Serendipity

Book collecting should be a journey of self-discovery, not just a matter of checking off titles on a list. And that's another aspect of collecting in which the Internet has failed the collector miserably. Search engines have changed our lives and made it possible to find in two minutes a book that you had previously spent a decade searching for. Don't get me wrong, that's a good thing. But in that decade of doing it the old-fashioned way, how many interesting and exciting books did you discover along the way? The joy of collecting isn't merely in finding what you want, but in constantly redefining yourself by what you learn in the pursuit. To me, a real bookstore isn't a place where I would go to the front desk, ask if they had a particular title, and immediately walk out if they didn't. Or just buy it quickly and walk out if they did. A real bookstore is a place where for every one book I already knew I wanted, there are ten more next to it on the shelf just as enticing. A real bookstore is a place where the accidental finds are more exciting than the deliberate ones. A real bookstore is a place I leave with regret and revisit often. So, in our virtual bookstore, as you search for books and browse the shelves, we hope many new titles will catch your eye and expand your horizons.

Learning

Part of the fun of visiting an ABAA/ILAB book fair is in seeing under one roof all the best books for sale in the world and in meeting, under that same roof, so many experts about them. A great fair, according to some collectors, is one from which they come away both poorer in the pocketbook and richer in knowledge. Whether it's finding out what a particular first edition jacket should look like, figuring out issue points, or just getting general tips on collecting, there is no reason to come away from a book fair empty handed (especially with all those free catalogs being handed out like Halloween candy). We were very amused a few years ago when a young staffer at a large, used-book-Internet-widget-factory which shall here go unnamed, declared complacently in an interview, "I've been here almost a year, so I've seen every book there is to see." Compare this with the bookseller of forty years who reaches underneath the display case with a twinkle in his eye and says, "Here's something... I've never seen one of these before." We've built tools into this website to share with you thoughts about the book world, collecting tips, issue points, and photos from our vast archive of rare book images. In the rush to get this site launched, we've only had time to show just the tip of the iceberg in reference material. But we hope you'll bookmark our site and revisit often to see what's new from us and from our guest contributors.

Fun

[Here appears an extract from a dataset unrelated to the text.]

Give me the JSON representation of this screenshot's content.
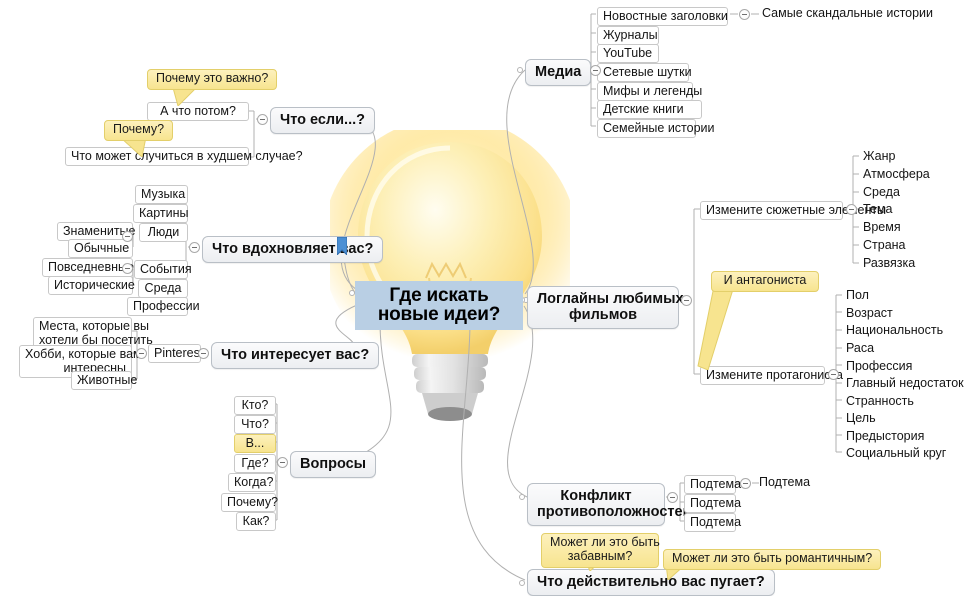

Whether it's our T-shirts, our Classic Book Card sets, or our Tom Bloom-illustrated catalogs, we've always believed book collectors should have as much fun collecting as we have selling. At the very first planning session for our new website "literary games" was on the list, and I'm happy that we've been able to launch the site with a particularly fun one which will test your knowledge of literature by quizzing you on famous opening lines. This game will change and evolve over time (so don't think you can just learn all the answers and then handily whup your well-read friends), and additional games are already under construction. So even if you buy nothing from us, enjoy yourself. Oh, and buy something from us, will ya? Remember, if book collecting isn't fun for you, why are you doing it?

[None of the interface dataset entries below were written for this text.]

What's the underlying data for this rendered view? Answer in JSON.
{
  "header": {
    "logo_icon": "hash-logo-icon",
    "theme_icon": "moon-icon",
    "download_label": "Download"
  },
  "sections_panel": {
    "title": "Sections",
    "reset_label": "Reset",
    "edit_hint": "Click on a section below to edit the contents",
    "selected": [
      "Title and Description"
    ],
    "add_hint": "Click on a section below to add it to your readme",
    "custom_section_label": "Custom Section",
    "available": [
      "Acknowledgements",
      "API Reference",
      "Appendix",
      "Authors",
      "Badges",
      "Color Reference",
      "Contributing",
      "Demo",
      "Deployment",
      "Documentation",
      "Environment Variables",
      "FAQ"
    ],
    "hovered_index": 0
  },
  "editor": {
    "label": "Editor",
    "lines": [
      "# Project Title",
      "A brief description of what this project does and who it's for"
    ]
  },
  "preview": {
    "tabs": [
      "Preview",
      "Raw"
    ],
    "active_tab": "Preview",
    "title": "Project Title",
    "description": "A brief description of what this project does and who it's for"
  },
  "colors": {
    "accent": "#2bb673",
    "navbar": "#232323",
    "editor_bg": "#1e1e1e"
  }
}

That's all great, but your site is still too cluttered

We've been told studies show that the average web user gives a website twelve seconds before moving on to their next destination. Perhaps this is because the average web-user has been trained by the Internet itself to expect only crap, not real content. Our site is cluttered and distracting because our favorite bookstores are a bit cluttered and distracting. We wouldn't have it any other way.